» **Description of the task**: Search the data for "structured". Each line containing it is to be copied.

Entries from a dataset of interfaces
"""
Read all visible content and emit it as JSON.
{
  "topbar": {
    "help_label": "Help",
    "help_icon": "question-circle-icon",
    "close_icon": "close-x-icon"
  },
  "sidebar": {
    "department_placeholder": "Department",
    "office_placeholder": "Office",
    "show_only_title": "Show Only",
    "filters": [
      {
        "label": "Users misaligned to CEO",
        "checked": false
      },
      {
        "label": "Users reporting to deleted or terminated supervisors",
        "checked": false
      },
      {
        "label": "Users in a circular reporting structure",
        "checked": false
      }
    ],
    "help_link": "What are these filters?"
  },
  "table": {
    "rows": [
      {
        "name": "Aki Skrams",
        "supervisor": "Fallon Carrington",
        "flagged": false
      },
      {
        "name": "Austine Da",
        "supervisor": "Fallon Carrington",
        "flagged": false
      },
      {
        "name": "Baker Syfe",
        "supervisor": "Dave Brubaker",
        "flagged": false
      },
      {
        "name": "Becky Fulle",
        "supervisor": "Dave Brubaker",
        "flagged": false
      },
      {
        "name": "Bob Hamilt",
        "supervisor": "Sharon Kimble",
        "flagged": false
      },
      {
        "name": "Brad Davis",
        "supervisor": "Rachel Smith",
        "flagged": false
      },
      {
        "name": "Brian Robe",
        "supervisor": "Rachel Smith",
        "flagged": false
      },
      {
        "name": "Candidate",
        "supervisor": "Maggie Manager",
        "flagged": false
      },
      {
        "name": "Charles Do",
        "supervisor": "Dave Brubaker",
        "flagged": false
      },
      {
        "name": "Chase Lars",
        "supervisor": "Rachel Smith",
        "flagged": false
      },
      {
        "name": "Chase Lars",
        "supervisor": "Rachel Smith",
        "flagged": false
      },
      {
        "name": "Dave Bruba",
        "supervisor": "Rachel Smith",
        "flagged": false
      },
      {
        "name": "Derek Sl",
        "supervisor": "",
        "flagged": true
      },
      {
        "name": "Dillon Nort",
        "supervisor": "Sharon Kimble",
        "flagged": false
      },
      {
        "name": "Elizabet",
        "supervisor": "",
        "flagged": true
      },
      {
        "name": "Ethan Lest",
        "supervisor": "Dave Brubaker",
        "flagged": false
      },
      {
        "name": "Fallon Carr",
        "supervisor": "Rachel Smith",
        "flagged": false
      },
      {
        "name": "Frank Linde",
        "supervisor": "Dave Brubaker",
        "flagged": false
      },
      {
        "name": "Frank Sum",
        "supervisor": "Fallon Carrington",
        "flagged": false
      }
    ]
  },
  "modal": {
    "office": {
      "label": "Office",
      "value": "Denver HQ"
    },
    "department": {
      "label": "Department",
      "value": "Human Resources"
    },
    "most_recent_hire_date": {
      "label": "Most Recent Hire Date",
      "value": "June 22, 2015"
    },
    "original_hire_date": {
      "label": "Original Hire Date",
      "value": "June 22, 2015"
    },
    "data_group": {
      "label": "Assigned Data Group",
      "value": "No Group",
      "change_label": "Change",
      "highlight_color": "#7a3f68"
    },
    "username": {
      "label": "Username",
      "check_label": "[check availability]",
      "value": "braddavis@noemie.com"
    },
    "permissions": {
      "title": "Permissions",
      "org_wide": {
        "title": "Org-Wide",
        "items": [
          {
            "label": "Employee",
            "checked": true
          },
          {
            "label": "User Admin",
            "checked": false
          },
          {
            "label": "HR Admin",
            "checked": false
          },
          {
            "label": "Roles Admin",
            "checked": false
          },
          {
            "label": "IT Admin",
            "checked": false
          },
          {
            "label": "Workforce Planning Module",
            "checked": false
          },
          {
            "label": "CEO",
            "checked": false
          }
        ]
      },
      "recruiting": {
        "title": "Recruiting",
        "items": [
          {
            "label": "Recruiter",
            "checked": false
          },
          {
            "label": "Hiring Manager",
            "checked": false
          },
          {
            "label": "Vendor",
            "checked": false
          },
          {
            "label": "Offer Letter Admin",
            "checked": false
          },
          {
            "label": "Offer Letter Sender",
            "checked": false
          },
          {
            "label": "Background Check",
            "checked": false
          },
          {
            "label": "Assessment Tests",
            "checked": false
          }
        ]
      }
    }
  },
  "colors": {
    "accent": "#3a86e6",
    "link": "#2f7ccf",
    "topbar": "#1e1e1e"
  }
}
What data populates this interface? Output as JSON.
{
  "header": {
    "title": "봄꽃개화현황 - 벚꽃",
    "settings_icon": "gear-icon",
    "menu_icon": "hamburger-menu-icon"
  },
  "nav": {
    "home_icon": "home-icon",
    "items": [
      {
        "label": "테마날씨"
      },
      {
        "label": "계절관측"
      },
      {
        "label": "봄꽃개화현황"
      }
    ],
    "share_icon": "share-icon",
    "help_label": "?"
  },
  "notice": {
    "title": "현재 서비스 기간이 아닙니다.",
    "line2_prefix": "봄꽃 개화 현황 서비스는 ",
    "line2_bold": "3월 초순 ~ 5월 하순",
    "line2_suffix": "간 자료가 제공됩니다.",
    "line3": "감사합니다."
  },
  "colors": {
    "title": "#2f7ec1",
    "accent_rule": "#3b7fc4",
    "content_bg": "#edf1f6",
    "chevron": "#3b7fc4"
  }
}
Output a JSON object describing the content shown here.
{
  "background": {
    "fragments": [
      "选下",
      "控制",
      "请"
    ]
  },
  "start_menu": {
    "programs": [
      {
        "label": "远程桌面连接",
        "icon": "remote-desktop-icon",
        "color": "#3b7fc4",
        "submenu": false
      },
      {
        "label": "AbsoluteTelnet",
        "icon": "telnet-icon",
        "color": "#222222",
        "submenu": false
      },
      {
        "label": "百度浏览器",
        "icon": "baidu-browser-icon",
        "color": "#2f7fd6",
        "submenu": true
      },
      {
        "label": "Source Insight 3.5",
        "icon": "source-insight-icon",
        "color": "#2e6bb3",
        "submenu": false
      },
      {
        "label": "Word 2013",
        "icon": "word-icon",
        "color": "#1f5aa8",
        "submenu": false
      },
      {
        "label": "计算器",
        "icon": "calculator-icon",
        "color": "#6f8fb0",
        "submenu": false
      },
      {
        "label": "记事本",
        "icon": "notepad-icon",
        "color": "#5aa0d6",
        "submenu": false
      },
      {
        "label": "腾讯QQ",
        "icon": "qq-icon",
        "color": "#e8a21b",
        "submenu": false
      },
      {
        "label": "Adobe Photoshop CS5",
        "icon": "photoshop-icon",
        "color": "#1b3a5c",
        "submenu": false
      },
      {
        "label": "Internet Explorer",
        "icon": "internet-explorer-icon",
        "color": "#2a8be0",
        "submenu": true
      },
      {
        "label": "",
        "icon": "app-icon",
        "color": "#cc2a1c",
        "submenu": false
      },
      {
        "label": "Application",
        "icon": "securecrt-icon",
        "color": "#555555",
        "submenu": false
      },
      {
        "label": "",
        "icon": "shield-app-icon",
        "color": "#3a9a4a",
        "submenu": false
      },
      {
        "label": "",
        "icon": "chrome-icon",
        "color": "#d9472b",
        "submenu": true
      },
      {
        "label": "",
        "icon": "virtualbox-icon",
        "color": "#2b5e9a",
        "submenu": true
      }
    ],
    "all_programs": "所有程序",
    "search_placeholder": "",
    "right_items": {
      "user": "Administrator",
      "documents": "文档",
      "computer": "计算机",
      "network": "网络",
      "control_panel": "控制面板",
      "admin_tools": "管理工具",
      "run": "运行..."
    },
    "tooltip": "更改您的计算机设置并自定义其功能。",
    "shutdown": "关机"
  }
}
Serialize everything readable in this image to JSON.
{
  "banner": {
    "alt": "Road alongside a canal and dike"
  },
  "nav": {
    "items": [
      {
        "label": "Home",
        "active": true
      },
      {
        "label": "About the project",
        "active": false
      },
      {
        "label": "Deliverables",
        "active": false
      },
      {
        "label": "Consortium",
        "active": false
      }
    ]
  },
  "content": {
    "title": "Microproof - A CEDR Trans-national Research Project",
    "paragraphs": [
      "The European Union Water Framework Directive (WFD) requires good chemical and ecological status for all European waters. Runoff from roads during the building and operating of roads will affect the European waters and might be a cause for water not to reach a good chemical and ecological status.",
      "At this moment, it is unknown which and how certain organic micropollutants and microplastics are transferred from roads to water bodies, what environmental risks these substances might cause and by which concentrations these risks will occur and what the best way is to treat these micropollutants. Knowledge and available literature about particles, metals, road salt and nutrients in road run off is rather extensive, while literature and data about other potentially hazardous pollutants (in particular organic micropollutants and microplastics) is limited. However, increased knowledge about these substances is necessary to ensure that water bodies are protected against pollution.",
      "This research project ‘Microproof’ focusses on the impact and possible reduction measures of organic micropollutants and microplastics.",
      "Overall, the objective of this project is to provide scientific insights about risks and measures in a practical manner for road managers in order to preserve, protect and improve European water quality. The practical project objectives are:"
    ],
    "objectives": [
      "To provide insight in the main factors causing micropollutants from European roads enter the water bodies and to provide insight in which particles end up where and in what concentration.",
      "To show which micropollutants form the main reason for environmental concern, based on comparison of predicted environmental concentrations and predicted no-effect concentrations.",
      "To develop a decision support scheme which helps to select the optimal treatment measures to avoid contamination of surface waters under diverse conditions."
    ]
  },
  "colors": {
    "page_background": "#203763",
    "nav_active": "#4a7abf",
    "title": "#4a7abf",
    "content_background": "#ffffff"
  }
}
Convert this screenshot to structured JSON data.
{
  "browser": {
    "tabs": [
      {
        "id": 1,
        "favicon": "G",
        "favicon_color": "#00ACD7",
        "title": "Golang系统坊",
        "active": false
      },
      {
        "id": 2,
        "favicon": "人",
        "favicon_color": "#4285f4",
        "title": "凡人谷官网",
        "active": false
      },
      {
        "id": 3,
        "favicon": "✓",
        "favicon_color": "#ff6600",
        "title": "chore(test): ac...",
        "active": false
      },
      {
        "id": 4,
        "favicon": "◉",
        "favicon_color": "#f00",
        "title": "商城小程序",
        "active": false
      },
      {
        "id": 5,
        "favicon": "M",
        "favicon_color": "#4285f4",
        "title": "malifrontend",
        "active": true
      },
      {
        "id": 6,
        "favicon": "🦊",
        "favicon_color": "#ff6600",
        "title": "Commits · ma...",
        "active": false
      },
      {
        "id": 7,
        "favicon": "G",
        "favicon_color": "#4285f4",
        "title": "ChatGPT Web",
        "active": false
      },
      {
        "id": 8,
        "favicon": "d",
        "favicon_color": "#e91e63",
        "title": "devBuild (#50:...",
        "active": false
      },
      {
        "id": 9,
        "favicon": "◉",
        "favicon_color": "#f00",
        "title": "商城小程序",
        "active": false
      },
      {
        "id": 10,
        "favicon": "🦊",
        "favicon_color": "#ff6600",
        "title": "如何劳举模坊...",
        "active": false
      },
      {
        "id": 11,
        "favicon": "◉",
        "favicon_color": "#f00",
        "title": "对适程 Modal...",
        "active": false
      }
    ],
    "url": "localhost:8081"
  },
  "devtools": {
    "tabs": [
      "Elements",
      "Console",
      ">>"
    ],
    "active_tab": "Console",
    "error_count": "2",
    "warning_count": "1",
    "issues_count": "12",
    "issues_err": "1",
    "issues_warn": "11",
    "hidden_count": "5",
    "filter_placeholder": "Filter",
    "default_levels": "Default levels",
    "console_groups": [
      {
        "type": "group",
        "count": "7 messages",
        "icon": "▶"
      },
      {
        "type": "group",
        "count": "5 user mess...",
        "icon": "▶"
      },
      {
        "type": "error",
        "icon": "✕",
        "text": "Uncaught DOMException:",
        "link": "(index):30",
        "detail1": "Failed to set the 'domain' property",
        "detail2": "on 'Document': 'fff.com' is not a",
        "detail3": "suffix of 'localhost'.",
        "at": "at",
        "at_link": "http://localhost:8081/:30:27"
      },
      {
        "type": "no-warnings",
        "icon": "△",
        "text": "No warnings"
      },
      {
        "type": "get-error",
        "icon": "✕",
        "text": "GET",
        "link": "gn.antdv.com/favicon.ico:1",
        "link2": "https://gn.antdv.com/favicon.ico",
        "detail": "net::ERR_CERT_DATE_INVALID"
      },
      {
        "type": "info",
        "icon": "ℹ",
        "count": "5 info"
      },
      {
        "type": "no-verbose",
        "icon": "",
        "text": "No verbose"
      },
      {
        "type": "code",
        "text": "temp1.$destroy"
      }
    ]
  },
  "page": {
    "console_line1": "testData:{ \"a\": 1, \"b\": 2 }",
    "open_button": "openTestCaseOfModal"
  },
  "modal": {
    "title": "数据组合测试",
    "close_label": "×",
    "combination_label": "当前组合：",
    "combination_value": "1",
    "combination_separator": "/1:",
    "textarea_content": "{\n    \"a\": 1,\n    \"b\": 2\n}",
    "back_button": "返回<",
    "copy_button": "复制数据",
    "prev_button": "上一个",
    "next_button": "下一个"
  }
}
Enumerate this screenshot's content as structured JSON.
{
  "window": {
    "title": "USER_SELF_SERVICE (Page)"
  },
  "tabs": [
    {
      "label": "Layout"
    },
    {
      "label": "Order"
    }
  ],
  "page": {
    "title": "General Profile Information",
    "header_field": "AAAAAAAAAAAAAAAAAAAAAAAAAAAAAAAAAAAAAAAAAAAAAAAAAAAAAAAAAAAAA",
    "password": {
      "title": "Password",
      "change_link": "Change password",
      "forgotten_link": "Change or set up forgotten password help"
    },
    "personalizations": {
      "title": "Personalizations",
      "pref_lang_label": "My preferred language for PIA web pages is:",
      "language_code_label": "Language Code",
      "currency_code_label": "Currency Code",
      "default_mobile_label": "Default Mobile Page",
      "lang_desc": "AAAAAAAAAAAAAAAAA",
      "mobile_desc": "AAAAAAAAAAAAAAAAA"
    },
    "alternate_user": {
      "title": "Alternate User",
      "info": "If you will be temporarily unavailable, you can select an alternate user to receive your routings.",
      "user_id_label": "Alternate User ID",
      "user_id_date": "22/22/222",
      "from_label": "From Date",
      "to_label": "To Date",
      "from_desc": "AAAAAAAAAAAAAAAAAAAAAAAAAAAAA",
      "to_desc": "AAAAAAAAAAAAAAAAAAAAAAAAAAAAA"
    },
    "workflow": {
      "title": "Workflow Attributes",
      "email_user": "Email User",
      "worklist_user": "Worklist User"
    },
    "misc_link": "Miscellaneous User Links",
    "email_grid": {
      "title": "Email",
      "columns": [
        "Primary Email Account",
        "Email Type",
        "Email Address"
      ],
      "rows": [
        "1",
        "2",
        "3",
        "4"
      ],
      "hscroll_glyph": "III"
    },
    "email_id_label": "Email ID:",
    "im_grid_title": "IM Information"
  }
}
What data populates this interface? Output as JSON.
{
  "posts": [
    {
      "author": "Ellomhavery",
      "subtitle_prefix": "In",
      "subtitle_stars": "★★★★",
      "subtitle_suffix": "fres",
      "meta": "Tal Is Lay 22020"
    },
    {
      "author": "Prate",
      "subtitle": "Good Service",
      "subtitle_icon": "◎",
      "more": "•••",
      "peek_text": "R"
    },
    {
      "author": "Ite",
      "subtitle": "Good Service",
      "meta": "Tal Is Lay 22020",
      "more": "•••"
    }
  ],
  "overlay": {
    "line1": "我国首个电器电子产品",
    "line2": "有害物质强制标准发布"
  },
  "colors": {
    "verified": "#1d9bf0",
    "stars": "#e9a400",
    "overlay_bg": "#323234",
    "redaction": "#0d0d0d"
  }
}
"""
» **Completed task**:
Convert this screenshot to structured JSON data.
Enumerate this screenshot's content as structured JSON.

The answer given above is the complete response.